■ **Exercise brief**:
All that is wanted is how many lines in the records below include the string "value".

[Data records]
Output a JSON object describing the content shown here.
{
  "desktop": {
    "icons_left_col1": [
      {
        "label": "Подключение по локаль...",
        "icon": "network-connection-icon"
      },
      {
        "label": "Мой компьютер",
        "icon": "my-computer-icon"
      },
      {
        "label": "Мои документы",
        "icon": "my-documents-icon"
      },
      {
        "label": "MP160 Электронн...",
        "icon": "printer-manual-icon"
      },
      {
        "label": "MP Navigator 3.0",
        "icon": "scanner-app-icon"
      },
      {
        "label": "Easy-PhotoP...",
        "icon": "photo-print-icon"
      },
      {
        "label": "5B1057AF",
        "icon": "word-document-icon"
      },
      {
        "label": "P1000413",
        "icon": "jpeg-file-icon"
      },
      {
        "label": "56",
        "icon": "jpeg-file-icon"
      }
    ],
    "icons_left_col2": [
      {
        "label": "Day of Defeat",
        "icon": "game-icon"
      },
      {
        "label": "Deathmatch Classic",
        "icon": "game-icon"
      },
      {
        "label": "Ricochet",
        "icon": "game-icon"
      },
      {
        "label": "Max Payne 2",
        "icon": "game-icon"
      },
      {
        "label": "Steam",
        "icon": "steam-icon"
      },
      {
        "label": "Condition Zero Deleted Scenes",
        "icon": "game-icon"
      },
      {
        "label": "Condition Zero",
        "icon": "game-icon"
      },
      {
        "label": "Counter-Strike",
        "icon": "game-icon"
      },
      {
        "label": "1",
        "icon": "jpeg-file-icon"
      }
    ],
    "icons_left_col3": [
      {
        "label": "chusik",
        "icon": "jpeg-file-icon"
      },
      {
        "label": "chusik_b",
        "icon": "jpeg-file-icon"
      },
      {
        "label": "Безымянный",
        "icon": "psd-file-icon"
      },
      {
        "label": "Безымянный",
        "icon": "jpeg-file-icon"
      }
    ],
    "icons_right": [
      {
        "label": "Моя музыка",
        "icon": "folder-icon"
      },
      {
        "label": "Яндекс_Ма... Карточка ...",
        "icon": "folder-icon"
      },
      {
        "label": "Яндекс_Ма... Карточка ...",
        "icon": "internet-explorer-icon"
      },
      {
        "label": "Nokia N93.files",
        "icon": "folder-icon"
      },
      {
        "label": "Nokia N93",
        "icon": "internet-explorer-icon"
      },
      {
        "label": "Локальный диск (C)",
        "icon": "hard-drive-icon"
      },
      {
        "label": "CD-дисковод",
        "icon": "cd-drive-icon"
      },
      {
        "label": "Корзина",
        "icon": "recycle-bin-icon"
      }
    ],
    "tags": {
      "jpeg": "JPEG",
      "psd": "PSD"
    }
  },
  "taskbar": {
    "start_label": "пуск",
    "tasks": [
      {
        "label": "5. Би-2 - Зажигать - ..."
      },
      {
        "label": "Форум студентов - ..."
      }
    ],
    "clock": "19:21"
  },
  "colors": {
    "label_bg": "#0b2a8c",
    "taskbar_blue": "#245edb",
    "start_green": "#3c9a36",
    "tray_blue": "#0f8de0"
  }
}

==

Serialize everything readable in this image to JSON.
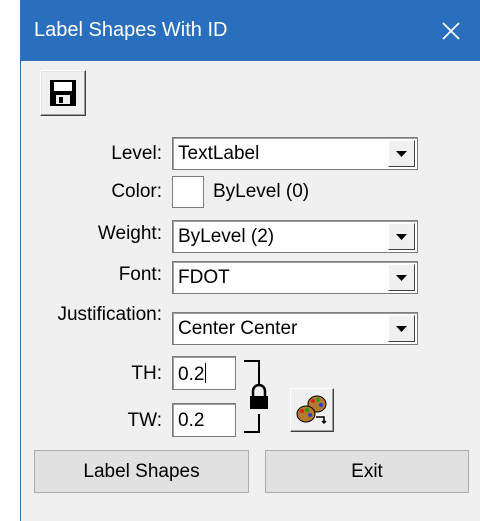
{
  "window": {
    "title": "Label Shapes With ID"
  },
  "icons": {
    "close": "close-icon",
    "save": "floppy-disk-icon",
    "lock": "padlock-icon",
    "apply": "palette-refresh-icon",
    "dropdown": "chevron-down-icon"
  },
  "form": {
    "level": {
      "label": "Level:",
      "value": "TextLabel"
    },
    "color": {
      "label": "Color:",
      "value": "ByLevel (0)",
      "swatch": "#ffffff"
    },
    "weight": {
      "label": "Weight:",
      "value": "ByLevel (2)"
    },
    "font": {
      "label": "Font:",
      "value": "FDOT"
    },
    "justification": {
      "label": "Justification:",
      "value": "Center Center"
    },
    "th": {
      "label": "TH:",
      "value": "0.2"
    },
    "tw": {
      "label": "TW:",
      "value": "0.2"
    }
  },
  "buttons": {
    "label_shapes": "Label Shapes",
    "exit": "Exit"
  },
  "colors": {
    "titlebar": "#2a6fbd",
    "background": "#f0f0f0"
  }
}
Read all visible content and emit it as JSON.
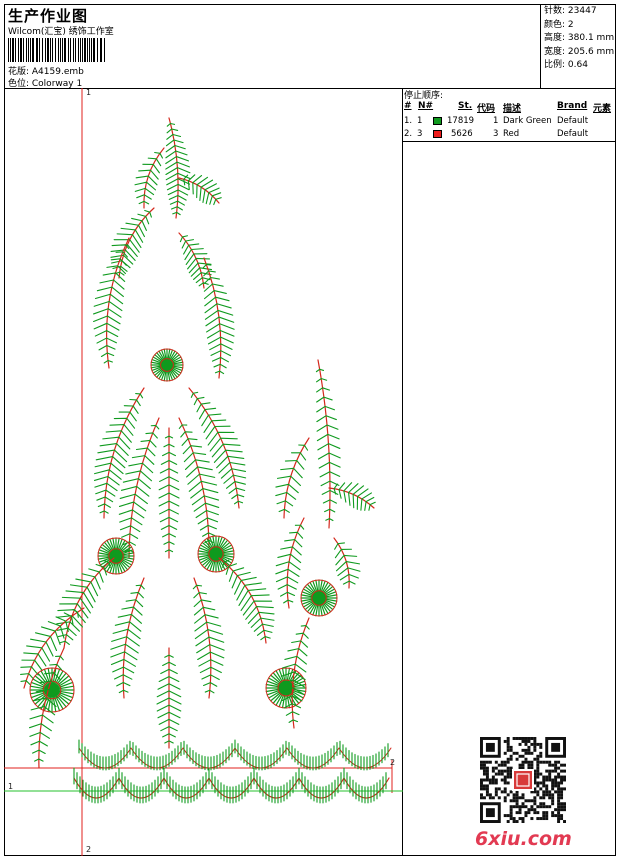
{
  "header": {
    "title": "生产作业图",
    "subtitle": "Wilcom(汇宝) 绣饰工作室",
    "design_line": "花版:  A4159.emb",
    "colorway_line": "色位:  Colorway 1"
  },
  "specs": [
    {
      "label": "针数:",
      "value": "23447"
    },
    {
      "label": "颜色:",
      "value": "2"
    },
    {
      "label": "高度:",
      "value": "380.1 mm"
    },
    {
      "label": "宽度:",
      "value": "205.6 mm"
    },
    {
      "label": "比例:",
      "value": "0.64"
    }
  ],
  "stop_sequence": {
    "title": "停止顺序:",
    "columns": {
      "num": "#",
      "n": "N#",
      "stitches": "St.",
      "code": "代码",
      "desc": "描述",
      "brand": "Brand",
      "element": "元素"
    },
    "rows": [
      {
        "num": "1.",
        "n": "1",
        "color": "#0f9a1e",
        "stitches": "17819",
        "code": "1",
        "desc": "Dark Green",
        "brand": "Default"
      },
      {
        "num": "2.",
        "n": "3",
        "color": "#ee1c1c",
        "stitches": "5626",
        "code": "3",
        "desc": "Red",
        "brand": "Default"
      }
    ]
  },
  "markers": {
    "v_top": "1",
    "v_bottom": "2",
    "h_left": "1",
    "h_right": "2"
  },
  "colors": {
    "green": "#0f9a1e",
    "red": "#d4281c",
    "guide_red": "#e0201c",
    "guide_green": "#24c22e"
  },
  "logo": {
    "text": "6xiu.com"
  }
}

■ **Answer box**:
12